[Data records for software interfaces]
Content starts
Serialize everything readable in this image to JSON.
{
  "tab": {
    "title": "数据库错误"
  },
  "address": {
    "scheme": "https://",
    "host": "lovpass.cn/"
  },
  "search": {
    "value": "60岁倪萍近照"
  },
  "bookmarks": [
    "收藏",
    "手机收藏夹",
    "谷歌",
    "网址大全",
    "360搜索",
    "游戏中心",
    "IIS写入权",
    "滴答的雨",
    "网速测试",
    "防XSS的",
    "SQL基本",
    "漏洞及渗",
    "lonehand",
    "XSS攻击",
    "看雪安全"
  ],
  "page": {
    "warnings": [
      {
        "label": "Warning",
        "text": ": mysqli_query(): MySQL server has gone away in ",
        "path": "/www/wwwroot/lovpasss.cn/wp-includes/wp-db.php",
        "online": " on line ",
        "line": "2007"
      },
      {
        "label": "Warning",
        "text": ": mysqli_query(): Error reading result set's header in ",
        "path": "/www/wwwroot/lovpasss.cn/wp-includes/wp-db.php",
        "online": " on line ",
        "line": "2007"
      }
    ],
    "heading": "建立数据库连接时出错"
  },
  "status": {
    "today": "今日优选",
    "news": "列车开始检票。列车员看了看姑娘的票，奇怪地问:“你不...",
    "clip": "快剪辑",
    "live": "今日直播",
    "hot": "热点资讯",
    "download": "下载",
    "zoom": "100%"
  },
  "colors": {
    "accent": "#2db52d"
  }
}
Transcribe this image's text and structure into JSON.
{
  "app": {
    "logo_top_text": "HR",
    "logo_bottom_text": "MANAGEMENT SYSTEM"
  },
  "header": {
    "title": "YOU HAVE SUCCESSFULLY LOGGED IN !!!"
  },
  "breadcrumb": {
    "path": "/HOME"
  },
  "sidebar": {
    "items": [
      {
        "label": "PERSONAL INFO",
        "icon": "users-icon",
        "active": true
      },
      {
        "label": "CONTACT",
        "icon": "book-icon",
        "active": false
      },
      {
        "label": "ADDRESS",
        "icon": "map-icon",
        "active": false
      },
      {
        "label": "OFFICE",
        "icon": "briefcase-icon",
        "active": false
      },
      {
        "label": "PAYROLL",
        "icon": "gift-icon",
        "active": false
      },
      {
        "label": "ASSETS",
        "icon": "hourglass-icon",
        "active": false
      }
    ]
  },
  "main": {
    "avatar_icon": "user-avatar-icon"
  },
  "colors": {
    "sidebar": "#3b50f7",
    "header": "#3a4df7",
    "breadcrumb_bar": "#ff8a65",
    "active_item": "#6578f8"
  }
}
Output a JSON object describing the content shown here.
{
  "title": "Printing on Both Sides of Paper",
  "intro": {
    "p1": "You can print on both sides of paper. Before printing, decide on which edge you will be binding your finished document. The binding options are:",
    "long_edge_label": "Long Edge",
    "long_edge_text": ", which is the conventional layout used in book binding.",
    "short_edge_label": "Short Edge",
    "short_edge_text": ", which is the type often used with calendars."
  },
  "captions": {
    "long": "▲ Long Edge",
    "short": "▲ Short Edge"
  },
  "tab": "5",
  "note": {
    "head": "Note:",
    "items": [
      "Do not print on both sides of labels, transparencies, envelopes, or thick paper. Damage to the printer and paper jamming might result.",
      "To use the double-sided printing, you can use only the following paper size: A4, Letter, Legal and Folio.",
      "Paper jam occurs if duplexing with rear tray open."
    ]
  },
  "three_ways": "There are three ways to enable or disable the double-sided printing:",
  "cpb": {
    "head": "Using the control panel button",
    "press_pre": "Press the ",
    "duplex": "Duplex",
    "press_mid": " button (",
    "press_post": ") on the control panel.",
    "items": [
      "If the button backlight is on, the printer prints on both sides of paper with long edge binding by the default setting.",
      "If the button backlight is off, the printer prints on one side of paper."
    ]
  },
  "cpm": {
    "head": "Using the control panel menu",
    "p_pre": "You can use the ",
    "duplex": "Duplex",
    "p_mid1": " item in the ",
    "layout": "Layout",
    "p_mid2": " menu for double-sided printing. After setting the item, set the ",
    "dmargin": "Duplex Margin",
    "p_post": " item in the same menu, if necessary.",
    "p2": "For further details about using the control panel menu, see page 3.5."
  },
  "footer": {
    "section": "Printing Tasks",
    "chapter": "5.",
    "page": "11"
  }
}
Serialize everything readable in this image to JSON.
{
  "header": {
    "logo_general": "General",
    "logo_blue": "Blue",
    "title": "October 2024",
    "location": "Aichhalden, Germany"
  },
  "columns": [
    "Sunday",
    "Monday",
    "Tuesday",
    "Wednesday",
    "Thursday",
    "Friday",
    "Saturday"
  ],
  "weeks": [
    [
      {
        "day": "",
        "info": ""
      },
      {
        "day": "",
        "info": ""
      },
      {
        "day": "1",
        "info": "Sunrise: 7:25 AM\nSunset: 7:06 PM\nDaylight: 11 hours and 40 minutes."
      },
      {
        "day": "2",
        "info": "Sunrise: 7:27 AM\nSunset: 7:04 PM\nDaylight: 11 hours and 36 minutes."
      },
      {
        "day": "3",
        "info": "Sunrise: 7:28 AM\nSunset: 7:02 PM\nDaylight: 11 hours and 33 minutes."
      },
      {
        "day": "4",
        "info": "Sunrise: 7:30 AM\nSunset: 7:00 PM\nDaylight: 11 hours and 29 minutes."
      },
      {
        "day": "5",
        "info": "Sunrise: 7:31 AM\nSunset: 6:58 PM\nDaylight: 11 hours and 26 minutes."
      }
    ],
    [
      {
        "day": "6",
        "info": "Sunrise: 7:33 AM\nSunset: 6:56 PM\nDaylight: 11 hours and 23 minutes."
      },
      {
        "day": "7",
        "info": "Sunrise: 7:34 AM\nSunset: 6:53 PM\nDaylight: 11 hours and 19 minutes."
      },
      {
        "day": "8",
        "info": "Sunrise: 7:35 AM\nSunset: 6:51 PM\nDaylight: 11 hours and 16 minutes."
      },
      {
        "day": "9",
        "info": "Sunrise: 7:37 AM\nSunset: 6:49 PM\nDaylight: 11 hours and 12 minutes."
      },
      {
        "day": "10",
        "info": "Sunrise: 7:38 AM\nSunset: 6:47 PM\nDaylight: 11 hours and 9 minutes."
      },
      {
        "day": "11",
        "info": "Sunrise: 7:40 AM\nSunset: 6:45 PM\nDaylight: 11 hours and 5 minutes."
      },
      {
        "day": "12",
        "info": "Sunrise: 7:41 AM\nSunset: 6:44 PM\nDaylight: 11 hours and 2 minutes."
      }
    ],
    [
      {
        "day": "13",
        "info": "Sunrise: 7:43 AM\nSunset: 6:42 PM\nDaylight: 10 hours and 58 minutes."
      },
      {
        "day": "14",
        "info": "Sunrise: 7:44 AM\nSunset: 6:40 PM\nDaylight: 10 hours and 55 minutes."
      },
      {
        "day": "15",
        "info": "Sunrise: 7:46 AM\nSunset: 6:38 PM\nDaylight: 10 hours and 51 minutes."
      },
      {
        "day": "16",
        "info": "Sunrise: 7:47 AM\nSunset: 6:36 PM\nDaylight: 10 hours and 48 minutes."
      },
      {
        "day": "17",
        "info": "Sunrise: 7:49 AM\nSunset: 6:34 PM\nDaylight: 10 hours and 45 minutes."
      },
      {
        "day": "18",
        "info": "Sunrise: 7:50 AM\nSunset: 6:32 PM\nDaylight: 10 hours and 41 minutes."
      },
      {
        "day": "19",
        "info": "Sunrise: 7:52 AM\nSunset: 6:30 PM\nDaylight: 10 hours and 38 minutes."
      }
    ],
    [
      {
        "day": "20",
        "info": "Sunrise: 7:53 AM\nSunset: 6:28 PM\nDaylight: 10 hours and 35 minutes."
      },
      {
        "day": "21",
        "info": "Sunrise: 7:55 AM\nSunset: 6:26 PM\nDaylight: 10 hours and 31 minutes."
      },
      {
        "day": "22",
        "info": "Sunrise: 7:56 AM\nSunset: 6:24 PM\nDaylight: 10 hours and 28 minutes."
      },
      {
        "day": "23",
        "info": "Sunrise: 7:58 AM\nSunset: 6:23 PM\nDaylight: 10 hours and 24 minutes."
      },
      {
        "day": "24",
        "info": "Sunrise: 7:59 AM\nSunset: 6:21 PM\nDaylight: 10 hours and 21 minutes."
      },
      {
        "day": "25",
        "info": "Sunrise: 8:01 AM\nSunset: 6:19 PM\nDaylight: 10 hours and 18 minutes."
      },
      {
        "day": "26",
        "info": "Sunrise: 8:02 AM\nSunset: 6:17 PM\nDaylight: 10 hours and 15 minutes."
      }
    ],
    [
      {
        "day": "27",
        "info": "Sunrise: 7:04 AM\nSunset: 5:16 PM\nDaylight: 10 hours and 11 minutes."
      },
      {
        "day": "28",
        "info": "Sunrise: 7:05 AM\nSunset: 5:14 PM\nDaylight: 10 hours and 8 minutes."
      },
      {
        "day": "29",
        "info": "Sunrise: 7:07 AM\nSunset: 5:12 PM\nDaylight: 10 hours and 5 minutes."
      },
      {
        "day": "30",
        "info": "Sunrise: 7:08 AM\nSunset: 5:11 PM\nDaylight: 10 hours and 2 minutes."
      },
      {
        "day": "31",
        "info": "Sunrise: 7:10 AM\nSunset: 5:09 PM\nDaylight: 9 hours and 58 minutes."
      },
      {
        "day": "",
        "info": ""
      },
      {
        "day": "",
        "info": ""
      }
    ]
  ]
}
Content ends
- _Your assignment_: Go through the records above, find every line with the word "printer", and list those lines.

- _Solution for this exercise_:
      "Do not print on both sides of labels, transparencies, envelopes, or thick paper. Damage to the printer and paper jamming might result.",
      "If the button backlight is on, the printer prints on both sides of paper with long edge binding by the default setting.",
      "If the button backlight is off, the printer prints on one side of paper."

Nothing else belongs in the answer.